This month marks five years since the adoption of the UN Guiding Principles on Business and Human Rights (UNGPs) - a landmark moment in the acceptance of human rights as not just being a corporate responsibility issue but fundamental to core business practices. The UNGPs define a global standard for preventing and addressing the risk of negative human rights impacts by business activity.
However moving from principles to practice in the last five years has not been easy.
Making good ethics good business
The first achievement of the UNGPs has been to make a strong business case to companies to ensure they manage human rights risks. Companies that proactively manage human rights issues benefit from enhanced reputation, increased business opportunities and reduced exposure to risk. While those that don't can suffer real value destruction, if and when things go wrong. For example in 2012, the share price of South African platinum producer Lonmin dropped 30% the week after 34 workers were shot and killed at its Marikana mine. Another powerful example was cited in a 2010 report of then Special Representative of the Secretary-General John Ruggie that helped launch the UNGPs. That report noted that a major oil and gas company experienced an estimated $6.5bn worth of value erosion from 'non-technical' risks such as human rights issues over a two-year period.

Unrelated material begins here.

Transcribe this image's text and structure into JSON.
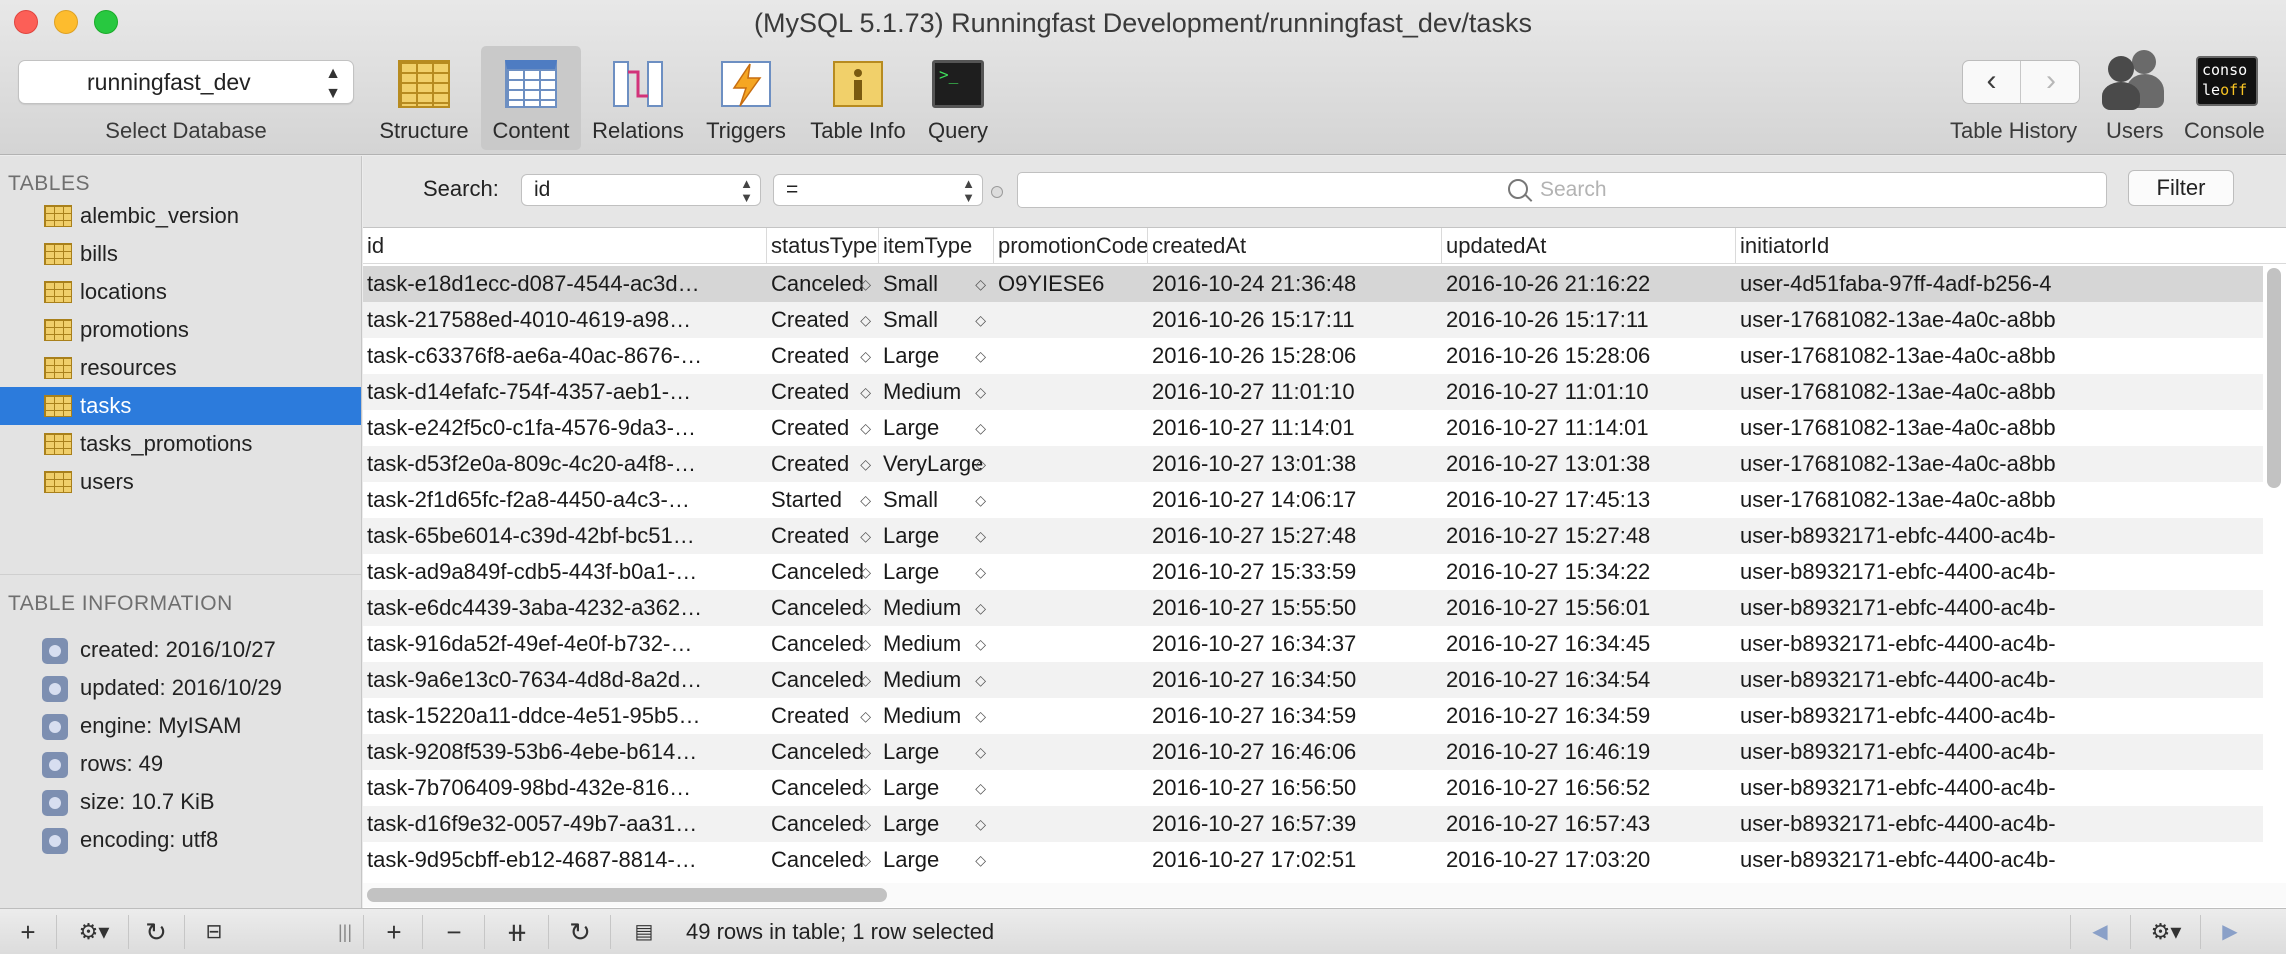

The regulatory environment is tightening
In the last five years we have also seen a greater focus on this issue by regulators with a trend for putting responsibility for oversight of these risks not only on the shoulders of company management but right through to the boardroom. The UK Modern Slavery Act, enacted in 2015, requires every organization conducting business in the UK with a total annual turnover of $36m or more, to produce a slavery and human trafficking statement for each financial year of the organization. Organizations are required to publish this statement on their website and include a link to the statement from a prominent place on the website's homepage.
Investors at risk

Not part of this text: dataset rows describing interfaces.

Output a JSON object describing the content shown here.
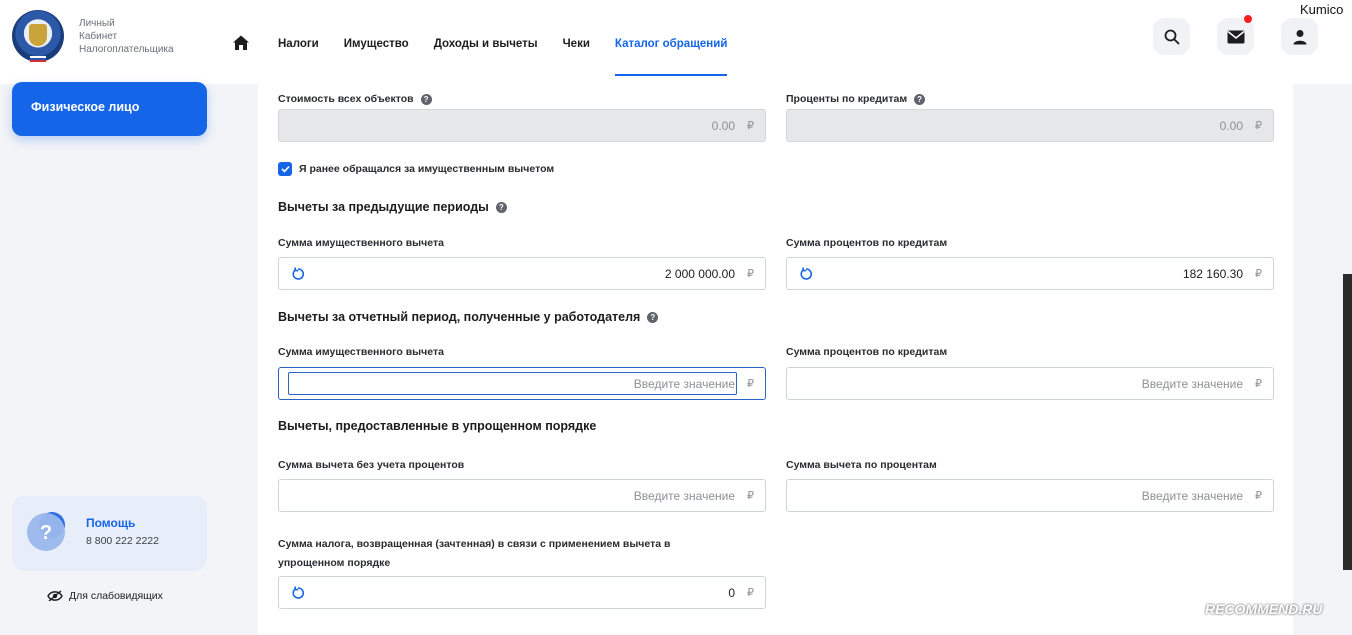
{
  "header": {
    "logo_lines": [
      "Личный",
      "Кабинет",
      "Налогоплательщика"
    ],
    "nav": [
      {
        "label": "Налоги"
      },
      {
        "label": "Имущество"
      },
      {
        "label": "Доходы и вычеты"
      },
      {
        "label": "Чеки"
      },
      {
        "label": "Каталог обращений",
        "active": true
      }
    ],
    "icons": [
      "home-icon",
      "search-icon",
      "mail-icon",
      "user-icon"
    ],
    "watermark": "Kumico"
  },
  "sidebar": {
    "role_button": "Физическое лицо",
    "help_title": "Помощь",
    "help_phone": "8 800 222 2222",
    "accessibility": "Для слабовидящих"
  },
  "form": {
    "total_cost_label": "Стоимость всех объектов",
    "total_cost_value": "0.00",
    "loan_interest_label": "Проценты по кредитам",
    "loan_interest_value": "0.00",
    "checkbox_label": "Я ранее обращался за имущественным вычетом",
    "checkbox_checked": true,
    "section_prev": "Вычеты за предыдущие периоды",
    "prev_property_label": "Сумма имущественного вычета",
    "prev_property_value": "2 000 000.00",
    "prev_interest_label": "Сумма процентов по кредитам",
    "prev_interest_value": "182 160.30",
    "section_employer": "Вычеты за отчетный период, полученные у работодателя",
    "emp_property_label": "Сумма имущественного вычета",
    "emp_property_placeholder": "Введите значение",
    "emp_interest_label": "Сумма процентов по кредитам",
    "emp_interest_placeholder": "Введите значение",
    "section_simplified": "Вычеты, предоставленные в упрощенном порядке",
    "simp_nointerest_label": "Сумма вычета без учета процентов",
    "simp_nointerest_placeholder": "Введите значение",
    "simp_interest_label": "Сумма вычета по процентам",
    "simp_interest_placeholder": "Введите значение",
    "tax_returned_label_line1": "Сумма налога, возвращенная (зачтенная) в связи с применением вычета в",
    "tax_returned_label_line2": "упрощенном порядке",
    "tax_returned_value": "0",
    "currency": "₽"
  },
  "footer_watermark": "RECOMMEND.RU",
  "colors": {
    "accent": "#1565e8",
    "notification": "#ff1e1e"
  }
}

Investors have also played their part in pushing corporate action from principles to practice since the UNGPs' adoption. In February 2015 an investor statement in support of the UN Guiding Principles Reporting Framework - a framework for corporate disclosure on human rights - was launched and today has 84 signatory investors managing over $4.8 trillion in assets. One of the drivers for this investor action is the growing risk of reputational damage to investors themselves if their risk management and due diligence procedures for assessing human rights risk are perceived to be weak. In 2013, despite being minority shareholders, two European investors faced censure by the Organisation for Economic Co-operation and Development (OECD) when they were perceived to have applied insufficient human rights due diligence over their investments in POSCO - a South Korean steel company linked to forced evictions and human rights violations in India.
Given the wide range and value at risk, it should be no surprise that investors are increasingly asking the companies in which they invest to know and show how they are managing human rights related issues throughout their businesses from M&A activity and down through their supply chain.
Time to hit the accelerator
A recent report commissioned by law firm Eversheds showed that expectations have shifted. They surveyed 200 in-house general counsels, members of company boards, and human resource directors in 10 industries across 34 countries, and found that over one quarter of organizations are already making positive advances with 33% publicly reporting against the UNGPs. And 47% use their purchasing power to exert leverage on supply chain to support human rights. That is encouraging but still leaves much work to do. In the next five years the focus should be on catalysing even wider change and the Eversheds survey also highlighted two key challenges to this: A lack of awareness and adequate resources to support progress. In total, 43% of respondents give their senior leadership a low rating for their human rights approach and a priority for the coming years should be ensuring that change comes from the top.
Making it simpler in the next five years
We must make it as easy as possible for companies to understand the expectations of investors and others so they can embed good practice in their everyday business. In an age where many companies have global operations and complex supply chains this requires clear and simple guidance.
Fortunately, the response to this challenge was boosted last month by the UK Equality and Human Rights Commission, an independent statutory body of the UK government, and Shift, the leading center of expertise on the UNGPs, who jointly authored 'Business and human rights: A five step guide for company boards'.
As the title suggests this sets out straightforward guidance for directors of UK companies to help them identify, mitigate, and report on the human rights risks and impacts of their businesses. The guide is equally helpful for investors as it facilitates a more productive dialogue with companies around the five steps they should take to ensure the organization and board of directors fully understand the responsibilities laid out under the UNGPs. These obligations need to then be shored up by appropriate employee training, along with resources to drive implementation.
The launch of this guide is an important milestone, one that I hope ushers in strong commitment from businesses - from the boardroom down through their supply chain - to actively respect human rights around the world.
The information in this document should not be considered a recommendation to buy or sell any security.